Soft tissue sarcoma starts when a connective tissue cell gets changes in its DNA. A cell's DNA holds the instructions that tell a cell what to do. The changes turn the connective tissue cells into cancer cells. The changes tell the cancer cells to grow and make more cells. Healthy cells die as part of their natural cycle, but cancer cells keep growing because they do not have instructions to stop.
The cancer cells form a growth, called a tumor. In some types of soft tissue sarcoma, the cancer cells stay in one location. They continue making more cells and cause the tumor to get bigger. In other types of soft tissue sarcoma, the cancer cells might break away and spread to other parts of the body.
The type of cell with DNA changes is what determines the type of soft tissue sarcoma. For example, angiosarcoma begins in cells in the lining of blood vessels, while liposarcoma starts in fat cells.
Some types of soft tissue sarcoma include:
- Dermatofibrosarcoma protuberans.
- Epithelioid sarcoma.
- Gastrointestinal stromal tumor (GIST).

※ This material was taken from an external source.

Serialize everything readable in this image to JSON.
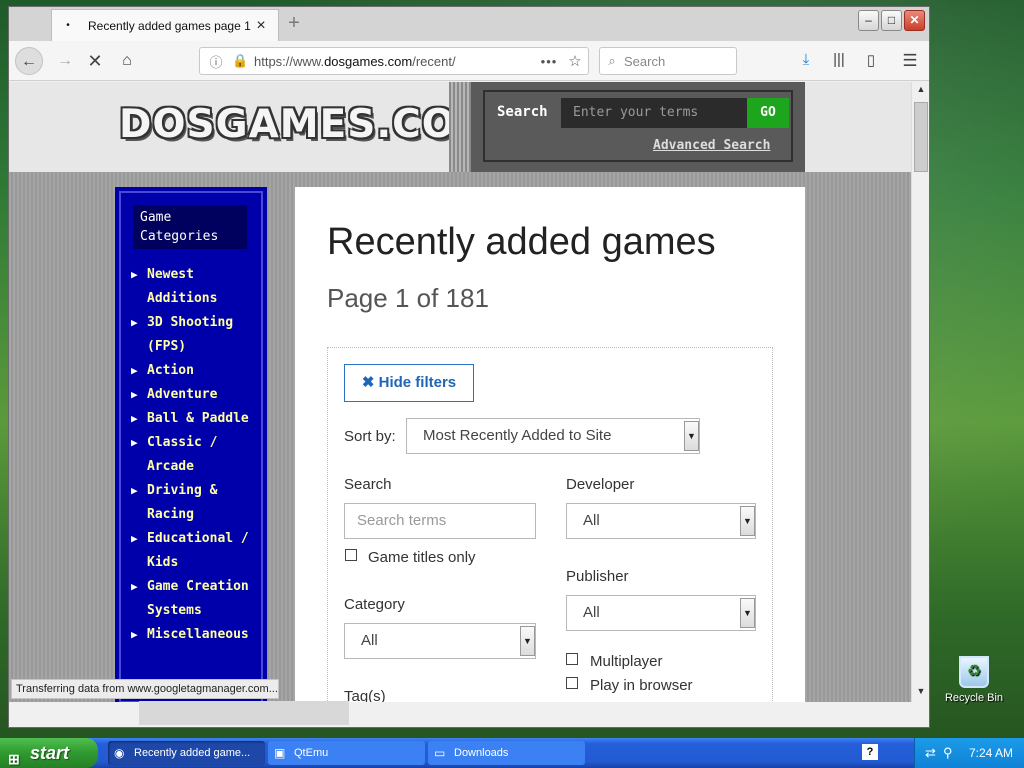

- Kaposi's sarcoma.
- Malignant peripheral nerve sheath tumor.
- Solitary fibrous tumor.
- Synovial sarcoma.
- Undifferentiated pleomorphic sarcoma.
Factors that may raise the risk of sarcoma include:
- Inherited syndromes. A risk of soft tissue sarcoma can run in families. Genetic syndromes that increase the risk include hereditary retinoblastoma, Li-Fraumeni syndrome, familial adenomatous polyposis, neurofibromatosis, tuberous sclerosis and Werner syndrome.
- Chemical exposure. Being exposed to certain chemicals may increase the risk of soft tissue sarcomas. These chemicals include herbicides, arsenic and dioxin.
- Radiation exposure. Radiation therapy for other cancers can increase the risk of soft tissue sarcomas.